__Exercise directions__
Except for the pictures, reproduce the records word for word.

__Exercise inputs__

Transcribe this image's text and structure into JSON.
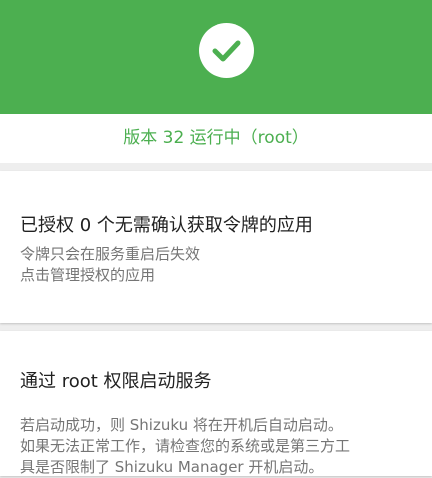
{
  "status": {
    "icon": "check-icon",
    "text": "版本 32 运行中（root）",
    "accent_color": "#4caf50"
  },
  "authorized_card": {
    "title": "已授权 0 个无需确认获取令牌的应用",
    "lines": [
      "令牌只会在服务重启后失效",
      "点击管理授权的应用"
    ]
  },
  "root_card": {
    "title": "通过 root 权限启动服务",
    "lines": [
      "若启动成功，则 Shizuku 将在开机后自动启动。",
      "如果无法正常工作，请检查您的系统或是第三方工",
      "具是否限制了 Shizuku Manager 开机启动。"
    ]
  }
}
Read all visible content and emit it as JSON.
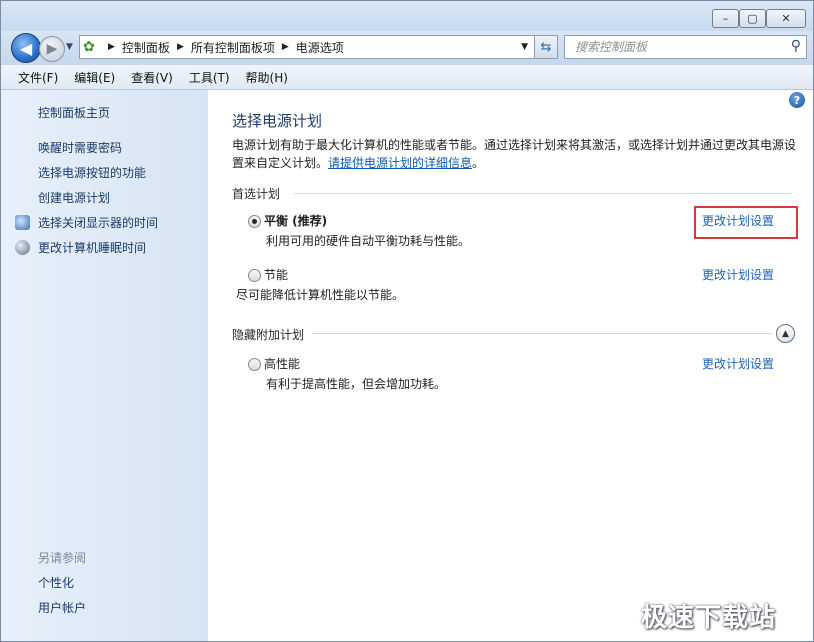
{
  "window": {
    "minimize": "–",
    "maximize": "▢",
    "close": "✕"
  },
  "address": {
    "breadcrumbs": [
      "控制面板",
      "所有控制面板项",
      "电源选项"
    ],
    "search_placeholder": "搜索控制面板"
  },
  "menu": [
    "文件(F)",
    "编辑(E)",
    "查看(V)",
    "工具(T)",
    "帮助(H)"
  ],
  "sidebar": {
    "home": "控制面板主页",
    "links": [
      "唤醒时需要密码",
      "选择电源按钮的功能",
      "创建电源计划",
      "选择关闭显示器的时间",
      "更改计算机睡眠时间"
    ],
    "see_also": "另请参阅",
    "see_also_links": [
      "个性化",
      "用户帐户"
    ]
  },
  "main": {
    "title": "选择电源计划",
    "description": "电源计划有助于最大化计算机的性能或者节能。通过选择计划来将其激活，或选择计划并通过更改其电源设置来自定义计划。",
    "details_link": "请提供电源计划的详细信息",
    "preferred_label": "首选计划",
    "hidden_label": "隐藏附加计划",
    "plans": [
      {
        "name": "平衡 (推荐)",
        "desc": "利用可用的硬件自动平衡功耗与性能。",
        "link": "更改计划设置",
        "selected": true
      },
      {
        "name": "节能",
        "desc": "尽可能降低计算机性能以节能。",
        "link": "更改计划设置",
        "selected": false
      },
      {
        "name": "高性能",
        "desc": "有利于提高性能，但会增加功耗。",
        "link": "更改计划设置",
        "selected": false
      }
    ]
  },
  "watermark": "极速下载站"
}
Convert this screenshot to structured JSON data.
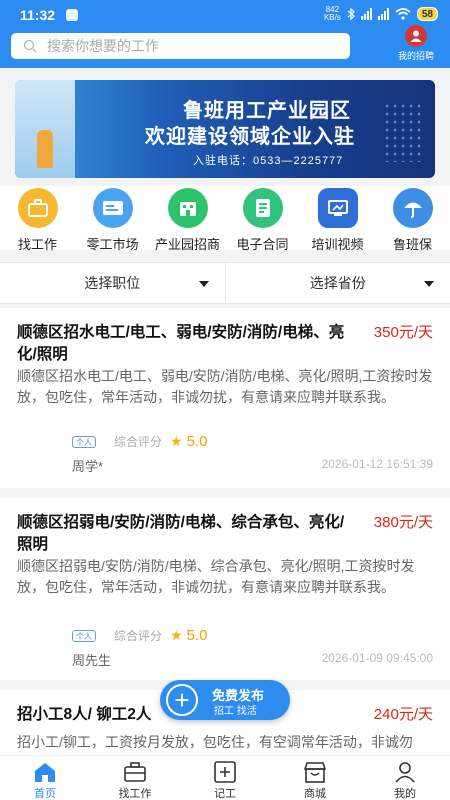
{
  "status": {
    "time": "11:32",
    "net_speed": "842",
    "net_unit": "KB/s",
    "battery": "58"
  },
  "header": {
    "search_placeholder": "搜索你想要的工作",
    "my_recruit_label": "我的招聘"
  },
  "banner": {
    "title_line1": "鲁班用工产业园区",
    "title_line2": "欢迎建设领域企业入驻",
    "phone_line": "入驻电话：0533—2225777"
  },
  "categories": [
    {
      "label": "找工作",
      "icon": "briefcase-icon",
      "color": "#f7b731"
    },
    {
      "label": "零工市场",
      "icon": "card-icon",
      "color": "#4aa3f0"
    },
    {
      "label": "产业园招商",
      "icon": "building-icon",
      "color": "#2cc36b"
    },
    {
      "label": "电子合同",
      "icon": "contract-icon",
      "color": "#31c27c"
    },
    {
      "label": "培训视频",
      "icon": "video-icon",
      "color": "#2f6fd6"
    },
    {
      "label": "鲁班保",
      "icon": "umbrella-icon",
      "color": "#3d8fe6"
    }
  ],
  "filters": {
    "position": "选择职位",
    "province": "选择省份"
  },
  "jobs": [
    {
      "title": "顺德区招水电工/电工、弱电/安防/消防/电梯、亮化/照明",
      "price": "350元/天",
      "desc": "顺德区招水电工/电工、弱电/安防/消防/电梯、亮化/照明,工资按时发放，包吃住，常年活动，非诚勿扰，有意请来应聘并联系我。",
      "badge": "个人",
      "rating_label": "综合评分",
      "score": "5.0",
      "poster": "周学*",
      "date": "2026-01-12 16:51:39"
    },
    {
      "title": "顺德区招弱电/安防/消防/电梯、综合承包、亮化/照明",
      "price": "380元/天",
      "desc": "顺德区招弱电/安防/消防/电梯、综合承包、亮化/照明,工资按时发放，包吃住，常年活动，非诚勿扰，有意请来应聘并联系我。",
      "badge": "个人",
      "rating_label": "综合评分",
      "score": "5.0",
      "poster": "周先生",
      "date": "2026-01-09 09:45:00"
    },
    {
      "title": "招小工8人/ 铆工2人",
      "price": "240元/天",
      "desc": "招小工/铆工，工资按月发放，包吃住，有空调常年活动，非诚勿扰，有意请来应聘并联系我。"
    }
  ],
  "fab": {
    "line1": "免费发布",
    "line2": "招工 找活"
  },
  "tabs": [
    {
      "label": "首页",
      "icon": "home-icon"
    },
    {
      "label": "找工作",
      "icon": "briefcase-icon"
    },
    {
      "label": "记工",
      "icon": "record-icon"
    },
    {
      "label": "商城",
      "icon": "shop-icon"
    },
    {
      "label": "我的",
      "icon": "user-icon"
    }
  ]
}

__Response for this exercise__
Transcribe this image's text and structure into JSON.
{
  "status": {
    "icon": "check-icon",
    "text": "版本 32 运行中（root）",
    "accent_color": "#4caf50"
  },
  "authorized_card": {
    "title": "已授权 0 个无需确认获取令牌的应用",
    "lines": [
      "令牌只会在服务重启后失效",
      "点击管理授权的应用"
    ]
  },
  "root_card": {
    "title": "通过 root 权限启动服务",
    "lines": [
      "若启动成功，则 Shizuku 将在开机后自动启动。",
      "如果无法正常工作，请检查您的系统或是第三方工",
      "具是否限制了 Shizuku Manager 开机启动。"
    ]
  }
}
Read all visible content and emit it as JSON.
{
  "window": {
    "minimize": "–",
    "maximize": "▢",
    "close": "✕"
  },
  "address": {
    "breadcrumbs": [
      "控制面板",
      "所有控制面板项",
      "电源选项"
    ],
    "search_placeholder": "搜索控制面板"
  },
  "menu": [
    "文件(F)",
    "编辑(E)",
    "查看(V)",
    "工具(T)",
    "帮助(H)"
  ],
  "sidebar": {
    "home": "控制面板主页",
    "links": [
      "唤醒时需要密码",
      "选择电源按钮的功能",
      "创建电源计划",
      "选择关闭显示器的时间",
      "更改计算机睡眠时间"
    ],
    "see_also": "另请参阅",
    "see_also_links": [
      "个性化",
      "用户帐户"
    ]
  },
  "main": {
    "title": "选择电源计划",
    "description": "电源计划有助于最大化计算机的性能或者节能。通过选择计划来将其激活，或选择计划并通过更改其电源设置来自定义计划。",
    "details_link": "请提供电源计划的详细信息",
    "preferred_label": "首选计划",
    "hidden_label": "隐藏附加计划",
    "plans": [
      {
        "name": "平衡 (推荐)",
        "desc": "利用可用的硬件自动平衡功耗与性能。",
        "link": "更改计划设置",
        "selected": true
      },
      {
        "name": "节能",
        "desc": "尽可能降低计算机性能以节能。",
        "link": "更改计划设置",
        "selected": false
      },
      {
        "name": "高性能",
        "desc": "有利于提高性能，但会增加功耗。",
        "link": "更改计划设置",
        "selected": false
      }
    ]
  },
  "watermark": "极速下载站"
}
Convert this screenshot to structured JSON data.
{
  "status": {
    "time": "11:32",
    "net_speed": "842",
    "net_unit": "KB/s",
    "battery": "58"
  },
  "header": {
    "search_placeholder": "搜索你想要的工作",
    "my_recruit_label": "我的招聘"
  },
  "banner": {
    "title_line1": "鲁班用工产业园区",
    "title_line2": "欢迎建设领域企业入驻",
    "phone_line": "入驻电话：0533—2225777"
  },
  "categories": [
    {
      "label": "找工作",
      "icon": "briefcase-icon",
      "color": "#f7b731"
    },
    {
      "label": "零工市场",
      "icon": "card-icon",
      "color": "#4aa3f0"
    },
    {
      "label": "产业园招商",
      "icon": "building-icon",
      "color": "#2cc36b"
    },
    {
      "label": "电子合同",
      "icon": "contract-icon",
      "color": "#31c27c"
    },
    {
      "label": "培训视频",
      "icon": "video-icon",
      "color": "#2f6fd6"
    },
    {
      "label": "鲁班保",
      "icon": "umbrella-icon",
      "color": "#3d8fe6"
    }
  ],
  "filters": {
    "position": "选择职位",
    "province": "选择省份"
  },
  "jobs": [
    {
      "title": "顺德区招水电工/电工、弱电/安防/消防/电梯、亮化/照明",
      "price": "350元/天",
      "desc": "顺德区招水电工/电工、弱电/安防/消防/电梯、亮化/照明,工资按时发放，包吃住，常年活动，非诚勿扰，有意请来应聘并联系我。",
      "badge": "个人",
      "rating_label": "综合评分",
      "score": "5.0",
      "poster": "周学*",
      "date": "2026-01-12 16:51:39"
    },
    {
      "title": "顺德区招弱电/安防/消防/电梯、综合承包、亮化/照明",
      "price": "380元/天",
      "desc": "顺德区招弱电/安防/消防/电梯、综合承包、亮化/照明,工资按时发放，包吃住，常年活动，非诚勿扰，有意请来应聘并联系我。",
      "badge": "个人",
      "rating_label": "综合评分",
      "score": "5.0",
      "poster": "周先生",
      "date": "2026-01-09 09:45:00"
    },
    {
      "title": "招小工8人/ 铆工2人",
      "price": "240元/天",
      "desc": "招小工/铆工，工资按月发放，包吃住，有空调常年活动，非诚勿扰，有意请来应聘并联系我。"
    }
  ],
  "fab": {
    "line1": "免费发布",
    "line2": "招工 找活"
  },
  "tabs": [
    {
      "label": "首页",
      "icon": "home-icon"
    },
    {
      "label": "找工作",
      "icon": "briefcase-icon"
    },
    {
      "label": "记工",
      "icon": "record-icon"
    },
    {
      "label": "商城",
      "icon": "shop-icon"
    },
    {
      "label": "我的",
      "icon": "user-icon"
    }
  ]
}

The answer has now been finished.